Data excerpts:
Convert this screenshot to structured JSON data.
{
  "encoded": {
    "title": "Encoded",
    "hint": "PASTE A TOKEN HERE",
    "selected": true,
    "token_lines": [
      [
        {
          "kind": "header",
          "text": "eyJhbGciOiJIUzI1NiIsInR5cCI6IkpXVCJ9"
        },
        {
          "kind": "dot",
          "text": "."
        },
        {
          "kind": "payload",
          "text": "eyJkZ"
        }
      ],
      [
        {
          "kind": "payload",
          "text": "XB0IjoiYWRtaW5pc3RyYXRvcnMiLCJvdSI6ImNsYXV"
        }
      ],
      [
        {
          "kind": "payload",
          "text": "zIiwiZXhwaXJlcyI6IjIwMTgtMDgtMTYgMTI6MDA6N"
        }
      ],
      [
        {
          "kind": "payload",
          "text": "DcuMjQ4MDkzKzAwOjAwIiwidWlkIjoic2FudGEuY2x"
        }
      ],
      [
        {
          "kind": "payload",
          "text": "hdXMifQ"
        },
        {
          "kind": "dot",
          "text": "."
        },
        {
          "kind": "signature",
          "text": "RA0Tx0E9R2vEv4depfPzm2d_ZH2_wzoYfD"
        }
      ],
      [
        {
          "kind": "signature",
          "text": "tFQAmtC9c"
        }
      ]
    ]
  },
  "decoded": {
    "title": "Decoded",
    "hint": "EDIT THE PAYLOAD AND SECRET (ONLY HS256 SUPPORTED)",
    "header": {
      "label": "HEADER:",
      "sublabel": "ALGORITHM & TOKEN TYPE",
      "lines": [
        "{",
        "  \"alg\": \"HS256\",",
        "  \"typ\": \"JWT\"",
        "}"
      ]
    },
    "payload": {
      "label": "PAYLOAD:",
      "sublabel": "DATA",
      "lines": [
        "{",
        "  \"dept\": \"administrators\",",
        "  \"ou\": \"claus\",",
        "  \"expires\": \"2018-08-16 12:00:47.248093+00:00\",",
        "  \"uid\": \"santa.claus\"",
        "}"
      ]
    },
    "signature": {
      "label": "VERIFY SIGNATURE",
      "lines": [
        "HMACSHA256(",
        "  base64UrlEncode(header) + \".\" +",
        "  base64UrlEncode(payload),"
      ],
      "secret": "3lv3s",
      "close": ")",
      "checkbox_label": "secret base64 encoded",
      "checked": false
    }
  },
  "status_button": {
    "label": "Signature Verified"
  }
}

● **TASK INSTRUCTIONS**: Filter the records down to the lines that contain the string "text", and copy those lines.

● **WORKED SOLUTION**:
          "text": "eyJhbGciOiJIUzI1NiIsInR5cCI6IkpXVCJ9"
          "text": "."
          "text": "eyJkZ"
          "text": "XB0IjoiYWRtaW5pc3RyYXRvcnMiLCJvdSI6ImNsYXV"
          "text": "zIiwiZXhwaXJlcyI6IjIwMTgtMDgtMTYgMTI6MDA6N"
          "text": "DcuMjQ4MDkzKzAwOjAwIiwidWlkIjoic2FudGEuY2x"
          "text": "hdXMifQ"
          "text": "."
          "text": "RA0Tx0E9R2vEv4depfPzm2d_ZH2_wzoYfD"
          "text": "tFQAmtC9c"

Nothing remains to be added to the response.